Exercise aim: If a line of the data below holds the word "folder", list it.
----------
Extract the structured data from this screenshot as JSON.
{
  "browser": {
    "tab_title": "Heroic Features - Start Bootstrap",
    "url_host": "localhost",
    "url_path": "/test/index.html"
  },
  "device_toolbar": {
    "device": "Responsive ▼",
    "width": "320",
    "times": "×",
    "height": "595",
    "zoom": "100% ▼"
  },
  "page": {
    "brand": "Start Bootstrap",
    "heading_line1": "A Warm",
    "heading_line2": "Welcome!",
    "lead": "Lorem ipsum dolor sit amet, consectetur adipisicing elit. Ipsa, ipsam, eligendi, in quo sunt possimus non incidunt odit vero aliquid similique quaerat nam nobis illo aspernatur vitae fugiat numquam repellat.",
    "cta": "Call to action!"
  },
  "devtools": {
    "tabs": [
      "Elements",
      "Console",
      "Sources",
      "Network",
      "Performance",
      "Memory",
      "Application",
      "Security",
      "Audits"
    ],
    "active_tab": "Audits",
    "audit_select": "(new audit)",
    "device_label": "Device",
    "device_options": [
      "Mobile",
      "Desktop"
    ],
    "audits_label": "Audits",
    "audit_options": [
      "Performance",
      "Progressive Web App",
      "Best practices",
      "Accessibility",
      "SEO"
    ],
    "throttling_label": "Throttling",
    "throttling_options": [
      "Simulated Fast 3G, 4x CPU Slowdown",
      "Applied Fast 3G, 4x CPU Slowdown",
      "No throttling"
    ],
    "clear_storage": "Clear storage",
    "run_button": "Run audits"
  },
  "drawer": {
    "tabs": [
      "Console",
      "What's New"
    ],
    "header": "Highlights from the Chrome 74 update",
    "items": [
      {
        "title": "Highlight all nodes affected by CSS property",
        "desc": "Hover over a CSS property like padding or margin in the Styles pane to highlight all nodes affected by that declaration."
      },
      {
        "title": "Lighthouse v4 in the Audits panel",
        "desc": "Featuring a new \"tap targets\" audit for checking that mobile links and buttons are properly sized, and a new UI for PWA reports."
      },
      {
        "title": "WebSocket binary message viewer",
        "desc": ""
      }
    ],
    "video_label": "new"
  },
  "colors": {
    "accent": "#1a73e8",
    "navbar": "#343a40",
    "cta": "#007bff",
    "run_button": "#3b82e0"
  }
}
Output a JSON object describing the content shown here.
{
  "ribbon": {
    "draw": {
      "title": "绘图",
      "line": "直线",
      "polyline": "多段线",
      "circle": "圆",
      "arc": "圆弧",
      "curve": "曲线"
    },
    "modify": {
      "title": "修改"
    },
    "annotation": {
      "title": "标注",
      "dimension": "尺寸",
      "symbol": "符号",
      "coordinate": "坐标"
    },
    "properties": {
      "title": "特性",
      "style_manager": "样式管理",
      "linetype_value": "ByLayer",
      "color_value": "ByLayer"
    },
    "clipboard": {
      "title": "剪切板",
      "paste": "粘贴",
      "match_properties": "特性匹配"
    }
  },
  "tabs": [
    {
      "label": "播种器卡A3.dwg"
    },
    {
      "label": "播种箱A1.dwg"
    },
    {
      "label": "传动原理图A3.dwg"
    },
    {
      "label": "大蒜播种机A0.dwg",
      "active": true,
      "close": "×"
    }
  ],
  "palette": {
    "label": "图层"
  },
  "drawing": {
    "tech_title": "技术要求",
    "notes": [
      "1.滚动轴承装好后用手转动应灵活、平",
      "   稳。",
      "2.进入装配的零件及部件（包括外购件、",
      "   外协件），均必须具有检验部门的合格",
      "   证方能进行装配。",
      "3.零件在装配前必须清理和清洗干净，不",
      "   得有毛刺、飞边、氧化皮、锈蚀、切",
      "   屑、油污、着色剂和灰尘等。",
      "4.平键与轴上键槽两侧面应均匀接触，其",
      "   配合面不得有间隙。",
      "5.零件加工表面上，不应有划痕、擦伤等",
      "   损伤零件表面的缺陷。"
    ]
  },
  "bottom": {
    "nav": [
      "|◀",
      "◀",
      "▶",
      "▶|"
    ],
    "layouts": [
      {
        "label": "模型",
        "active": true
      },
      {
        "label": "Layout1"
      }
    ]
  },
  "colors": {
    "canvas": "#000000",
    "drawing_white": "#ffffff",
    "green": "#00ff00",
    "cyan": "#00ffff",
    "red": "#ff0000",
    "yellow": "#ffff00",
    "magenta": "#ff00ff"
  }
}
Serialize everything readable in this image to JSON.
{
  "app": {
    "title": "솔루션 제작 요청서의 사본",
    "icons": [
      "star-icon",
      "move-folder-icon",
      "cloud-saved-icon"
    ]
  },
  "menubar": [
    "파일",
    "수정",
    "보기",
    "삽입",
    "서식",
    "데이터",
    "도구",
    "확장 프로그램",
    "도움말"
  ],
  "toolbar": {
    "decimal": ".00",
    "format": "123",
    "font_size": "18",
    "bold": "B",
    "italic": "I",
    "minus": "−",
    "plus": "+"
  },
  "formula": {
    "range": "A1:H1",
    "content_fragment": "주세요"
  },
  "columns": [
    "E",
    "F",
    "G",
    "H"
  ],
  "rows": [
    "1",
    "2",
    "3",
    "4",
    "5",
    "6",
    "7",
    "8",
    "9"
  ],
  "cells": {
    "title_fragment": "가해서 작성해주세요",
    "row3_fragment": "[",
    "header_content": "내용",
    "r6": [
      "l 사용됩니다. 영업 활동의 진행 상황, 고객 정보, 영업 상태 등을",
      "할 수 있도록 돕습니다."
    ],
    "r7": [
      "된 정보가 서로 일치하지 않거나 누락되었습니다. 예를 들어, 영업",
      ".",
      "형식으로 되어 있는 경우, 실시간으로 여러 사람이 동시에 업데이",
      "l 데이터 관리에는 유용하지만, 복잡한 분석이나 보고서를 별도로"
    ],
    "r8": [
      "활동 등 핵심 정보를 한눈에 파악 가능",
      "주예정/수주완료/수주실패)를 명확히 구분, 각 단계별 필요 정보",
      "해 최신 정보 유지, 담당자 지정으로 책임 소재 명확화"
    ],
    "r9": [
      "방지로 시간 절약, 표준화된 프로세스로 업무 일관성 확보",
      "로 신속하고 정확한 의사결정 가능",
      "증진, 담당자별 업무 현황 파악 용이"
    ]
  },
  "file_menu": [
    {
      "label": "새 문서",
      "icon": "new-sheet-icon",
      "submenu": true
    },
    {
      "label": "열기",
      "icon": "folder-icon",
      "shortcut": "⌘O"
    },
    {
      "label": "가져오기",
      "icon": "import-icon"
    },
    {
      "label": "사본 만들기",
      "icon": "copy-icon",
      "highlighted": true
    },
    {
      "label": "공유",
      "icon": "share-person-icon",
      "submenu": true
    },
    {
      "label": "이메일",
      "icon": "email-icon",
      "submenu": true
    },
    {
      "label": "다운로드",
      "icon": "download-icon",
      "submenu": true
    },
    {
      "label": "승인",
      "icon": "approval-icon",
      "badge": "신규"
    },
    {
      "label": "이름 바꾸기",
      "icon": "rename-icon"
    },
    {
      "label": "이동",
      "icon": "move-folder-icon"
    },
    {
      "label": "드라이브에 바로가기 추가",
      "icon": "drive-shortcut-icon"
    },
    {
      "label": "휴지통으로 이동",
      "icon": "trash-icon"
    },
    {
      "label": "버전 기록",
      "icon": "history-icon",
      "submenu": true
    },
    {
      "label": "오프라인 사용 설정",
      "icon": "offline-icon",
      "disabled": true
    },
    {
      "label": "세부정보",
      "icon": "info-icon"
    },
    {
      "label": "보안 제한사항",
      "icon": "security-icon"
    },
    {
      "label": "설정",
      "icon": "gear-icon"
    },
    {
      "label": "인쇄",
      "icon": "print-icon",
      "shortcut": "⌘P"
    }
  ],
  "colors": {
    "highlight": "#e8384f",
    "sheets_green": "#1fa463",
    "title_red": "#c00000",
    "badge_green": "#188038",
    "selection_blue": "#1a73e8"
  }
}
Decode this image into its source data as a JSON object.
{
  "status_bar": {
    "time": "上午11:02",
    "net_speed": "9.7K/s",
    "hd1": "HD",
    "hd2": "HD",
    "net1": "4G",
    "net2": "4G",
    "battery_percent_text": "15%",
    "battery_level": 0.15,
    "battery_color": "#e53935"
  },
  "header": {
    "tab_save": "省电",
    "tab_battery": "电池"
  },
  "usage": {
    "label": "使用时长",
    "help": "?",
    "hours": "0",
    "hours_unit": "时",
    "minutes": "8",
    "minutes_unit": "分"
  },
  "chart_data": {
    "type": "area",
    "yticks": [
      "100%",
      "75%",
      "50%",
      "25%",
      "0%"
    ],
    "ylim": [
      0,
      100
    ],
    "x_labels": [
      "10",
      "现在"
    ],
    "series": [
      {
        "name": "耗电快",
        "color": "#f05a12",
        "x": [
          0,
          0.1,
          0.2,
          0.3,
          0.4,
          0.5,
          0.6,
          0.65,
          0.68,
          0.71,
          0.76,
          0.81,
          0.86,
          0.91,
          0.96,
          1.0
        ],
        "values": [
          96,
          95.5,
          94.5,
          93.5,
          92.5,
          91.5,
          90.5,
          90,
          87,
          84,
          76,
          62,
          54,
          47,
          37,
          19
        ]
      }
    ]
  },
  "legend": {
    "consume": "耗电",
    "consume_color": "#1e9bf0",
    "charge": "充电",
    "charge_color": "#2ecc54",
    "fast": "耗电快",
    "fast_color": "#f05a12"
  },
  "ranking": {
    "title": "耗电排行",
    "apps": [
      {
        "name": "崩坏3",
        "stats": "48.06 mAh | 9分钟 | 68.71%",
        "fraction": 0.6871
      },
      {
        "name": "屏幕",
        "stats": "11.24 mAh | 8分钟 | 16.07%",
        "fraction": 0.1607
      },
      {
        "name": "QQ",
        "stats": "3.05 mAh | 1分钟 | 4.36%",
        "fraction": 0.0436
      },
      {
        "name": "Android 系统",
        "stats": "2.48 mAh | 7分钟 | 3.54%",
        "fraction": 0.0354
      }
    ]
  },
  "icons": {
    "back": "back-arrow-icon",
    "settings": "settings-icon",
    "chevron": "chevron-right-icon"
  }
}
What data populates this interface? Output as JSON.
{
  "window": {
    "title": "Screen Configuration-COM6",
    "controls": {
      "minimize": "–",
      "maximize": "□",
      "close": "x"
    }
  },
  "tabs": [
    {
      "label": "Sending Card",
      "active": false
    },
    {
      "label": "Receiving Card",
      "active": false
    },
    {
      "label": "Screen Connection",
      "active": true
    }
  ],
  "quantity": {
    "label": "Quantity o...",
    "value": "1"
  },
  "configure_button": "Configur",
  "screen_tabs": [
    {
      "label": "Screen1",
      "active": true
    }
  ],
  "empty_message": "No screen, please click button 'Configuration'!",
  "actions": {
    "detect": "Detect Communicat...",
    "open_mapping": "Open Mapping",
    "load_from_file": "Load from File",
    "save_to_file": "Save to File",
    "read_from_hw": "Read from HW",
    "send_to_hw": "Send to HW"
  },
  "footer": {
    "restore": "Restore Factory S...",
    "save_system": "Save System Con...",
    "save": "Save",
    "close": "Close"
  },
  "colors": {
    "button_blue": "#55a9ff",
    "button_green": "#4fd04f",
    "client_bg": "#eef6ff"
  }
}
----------
Task response:
      "move-folder-icon",
      "icon": "folder-icon",
      "icon": "move-folder-icon"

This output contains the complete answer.